4 Reasons to Get Over Your Exercise Slump
It can be tough to commit to exercising daily. Here are some science-supported reasons to exercise.
Credit: Fitness photo via Shutterstock

I don't know about you, but around this time of year, I start having some trouble with motivation. I reach a point where I'm absolutely ready for spring, but Mother Nature isn't ready to deliver. And it just gets harder to get out of bed — "five more minutes" quickly turns into no time for exercise.

So, I've had to get a little creative about finding motivation. Of course, I know that exercise is good for me, but when I remember just how good it is, my excuses fall by the wayside. I've collected my favorite studies on the topic, and I post reminders for myself around the house to help keep me motivated.

Here's a look at some of the health benefits of exercise:

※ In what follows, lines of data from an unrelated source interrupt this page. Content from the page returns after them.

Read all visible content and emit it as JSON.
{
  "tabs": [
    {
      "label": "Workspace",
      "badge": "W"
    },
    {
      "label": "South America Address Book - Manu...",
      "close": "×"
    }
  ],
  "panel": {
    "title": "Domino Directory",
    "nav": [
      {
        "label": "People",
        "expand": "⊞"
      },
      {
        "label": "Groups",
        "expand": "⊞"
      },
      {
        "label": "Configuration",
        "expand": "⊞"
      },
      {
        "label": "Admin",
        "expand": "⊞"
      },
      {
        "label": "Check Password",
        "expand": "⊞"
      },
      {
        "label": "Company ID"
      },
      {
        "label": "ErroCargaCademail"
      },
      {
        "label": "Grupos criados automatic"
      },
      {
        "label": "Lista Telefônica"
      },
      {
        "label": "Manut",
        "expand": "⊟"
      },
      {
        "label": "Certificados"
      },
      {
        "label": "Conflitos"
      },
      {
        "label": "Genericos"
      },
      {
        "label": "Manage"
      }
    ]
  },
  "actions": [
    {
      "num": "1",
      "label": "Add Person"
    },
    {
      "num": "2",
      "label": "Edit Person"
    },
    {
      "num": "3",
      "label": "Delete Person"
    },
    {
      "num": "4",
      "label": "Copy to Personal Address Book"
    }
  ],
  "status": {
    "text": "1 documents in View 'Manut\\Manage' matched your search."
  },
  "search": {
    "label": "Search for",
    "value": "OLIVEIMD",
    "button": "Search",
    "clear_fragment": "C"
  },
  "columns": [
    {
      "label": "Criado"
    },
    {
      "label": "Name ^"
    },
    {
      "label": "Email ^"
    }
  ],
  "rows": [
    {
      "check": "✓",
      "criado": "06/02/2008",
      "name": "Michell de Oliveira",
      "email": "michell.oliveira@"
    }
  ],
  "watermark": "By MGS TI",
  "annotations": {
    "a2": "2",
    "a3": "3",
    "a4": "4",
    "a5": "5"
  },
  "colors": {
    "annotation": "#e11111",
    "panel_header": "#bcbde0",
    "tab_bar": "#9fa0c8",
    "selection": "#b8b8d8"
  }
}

  1. Prevent cancer. Postmenopausal women who follow a healthy lifestyle, including recommendations on diet, exercise and alcohol intake, were 20 percent less likely to die from cancer than those who did not follow a healthy lifestyle, according to a 2014 study in the journal Cancer Prevention Research. [7 Cancers You Can Ward Off With Exercise]
  2. Prevent bone loss. An above-average level of physical activity may delay the onset of bone loss after a person has achieved peak bone mass, according to a 2006 study in the journal Sports Medicine.
  3. Promote weight loss. Even moderate exercise does, in fact, contribute to weight loss, according to a 2012 study in the journal American Journal of Physiology – Regulatory, Integrative and Comparative Physiology. Study participants were split into two groups, and one group was given directions to exercise. Exercisers were either assigned a moderate or intense exercise routine, while non-exercising participants were directed to go about business as normal (no exercise). Participants who exercised an average of 30 minutes daily experienced the most favorable outcome, with an average of seven pounds lost per person, according to the study.
  4. Improve sleep. For older adults with insomnia, physical activity improved sleep quality, latency, duration and efficiency, according to a 2010 study in the journal Sleep Medicine. Those who slept better also experienced fewer symptoms of depression and increased levels of vitality, according to the study.

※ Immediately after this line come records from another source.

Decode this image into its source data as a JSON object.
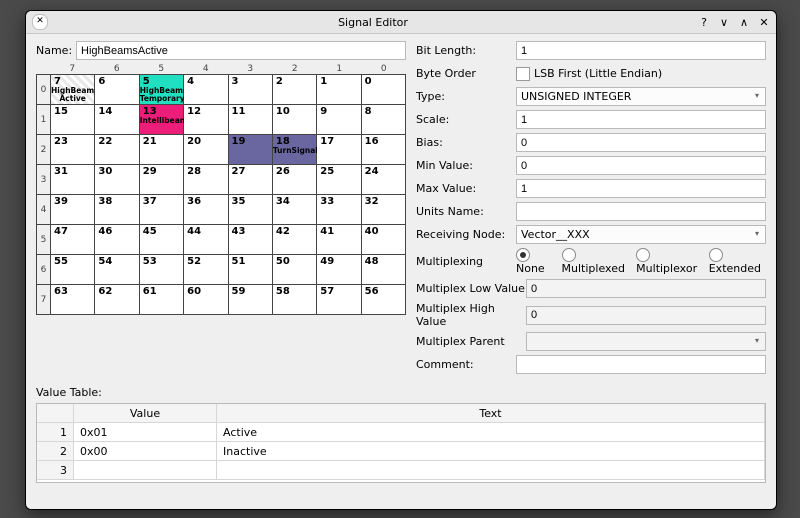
{
  "window": {
    "title": "Signal Editor"
  },
  "name_label": "Name:",
  "name_value": "HighBeamsActive",
  "bit_headers": [
    "7",
    "6",
    "5",
    "4",
    "3",
    "2",
    "1",
    "0"
  ],
  "byte_rows": [
    {
      "label": "0",
      "cells": [
        {
          "n": "7",
          "cls": "hb-active",
          "tag": "HighBeams Active"
        },
        {
          "n": "6"
        },
        {
          "n": "5",
          "cls": "hb-temp",
          "tag": "HighBeams Temporary"
        },
        {
          "n": "4"
        },
        {
          "n": "3"
        },
        {
          "n": "2"
        },
        {
          "n": "1"
        },
        {
          "n": "0"
        }
      ]
    },
    {
      "label": "1",
      "cells": [
        {
          "n": "15"
        },
        {
          "n": "14"
        },
        {
          "n": "13",
          "cls": "intelli",
          "tag": "Intellibeam"
        },
        {
          "n": "12"
        },
        {
          "n": "11"
        },
        {
          "n": "10"
        },
        {
          "n": "9"
        },
        {
          "n": "8"
        }
      ]
    },
    {
      "label": "2",
      "cells": [
        {
          "n": "23"
        },
        {
          "n": "22"
        },
        {
          "n": "21"
        },
        {
          "n": "20"
        },
        {
          "n": "19",
          "cls": "turn"
        },
        {
          "n": "18",
          "cls": "turn",
          "tag": "TurnSignals"
        },
        {
          "n": "17"
        },
        {
          "n": "16"
        }
      ]
    },
    {
      "label": "3",
      "cells": [
        {
          "n": "31"
        },
        {
          "n": "30"
        },
        {
          "n": "29"
        },
        {
          "n": "28"
        },
        {
          "n": "27"
        },
        {
          "n": "26"
        },
        {
          "n": "25"
        },
        {
          "n": "24"
        }
      ]
    },
    {
      "label": "4",
      "cells": [
        {
          "n": "39"
        },
        {
          "n": "38"
        },
        {
          "n": "37"
        },
        {
          "n": "36"
        },
        {
          "n": "35"
        },
        {
          "n": "34"
        },
        {
          "n": "33"
        },
        {
          "n": "32"
        }
      ]
    },
    {
      "label": "5",
      "cells": [
        {
          "n": "47"
        },
        {
          "n": "46"
        },
        {
          "n": "45"
        },
        {
          "n": "44"
        },
        {
          "n": "43"
        },
        {
          "n": "42"
        },
        {
          "n": "41"
        },
        {
          "n": "40"
        }
      ]
    },
    {
      "label": "6",
      "cells": [
        {
          "n": "55"
        },
        {
          "n": "54"
        },
        {
          "n": "53"
        },
        {
          "n": "52"
        },
        {
          "n": "51"
        },
        {
          "n": "50"
        },
        {
          "n": "49"
        },
        {
          "n": "48"
        }
      ]
    },
    {
      "label": "7",
      "cells": [
        {
          "n": "63"
        },
        {
          "n": "62"
        },
        {
          "n": "61"
        },
        {
          "n": "60"
        },
        {
          "n": "59"
        },
        {
          "n": "58"
        },
        {
          "n": "57"
        },
        {
          "n": "56"
        }
      ]
    }
  ],
  "props": {
    "bit_length": {
      "label": "Bit Length:",
      "value": "1"
    },
    "byte_order": {
      "label": "Byte Order",
      "check_label": "LSB First (Little Endian)",
      "checked": false
    },
    "type": {
      "label": "Type:",
      "value": "UNSIGNED INTEGER"
    },
    "scale": {
      "label": "Scale:",
      "value": "1"
    },
    "bias": {
      "label": "Bias:",
      "value": "0"
    },
    "min": {
      "label": "Min Value:",
      "value": "0"
    },
    "max": {
      "label": "Max Value:",
      "value": "1"
    },
    "units": {
      "label": "Units Name:",
      "value": ""
    },
    "recv": {
      "label": "Receiving Node:",
      "value": "Vector__XXX"
    },
    "mux": {
      "label": "Multiplexing",
      "options": [
        "None",
        "Multiplexed",
        "Multiplexor",
        "Extended"
      ],
      "selected": 0
    },
    "mux_lo": {
      "label": "Multiplex Low Value",
      "value": "0"
    },
    "mux_hi": {
      "label": "Multiplex High Value",
      "value": "0"
    },
    "mux_parent": {
      "label": "Multiplex Parent",
      "value": ""
    },
    "comment": {
      "label": "Comment:",
      "value": ""
    }
  },
  "value_table": {
    "label": "Value Table:",
    "headers": {
      "value": "Value",
      "text": "Text"
    },
    "rows": [
      {
        "idx": "1",
        "value": "0x01",
        "text": "Active"
      },
      {
        "idx": "2",
        "value": "0x00",
        "text": "Inactive"
      },
      {
        "idx": "3",
        "value": "",
        "text": ""
      }
    ]
  }
}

Healthy Bites appears weekly on Live Science. Deborah Herlax Enos is a certified nutritionist and a health coach and weight loss expert in the Seattle area with more than 20 years of experience. Read more tips on her blog, Health in a Hurry!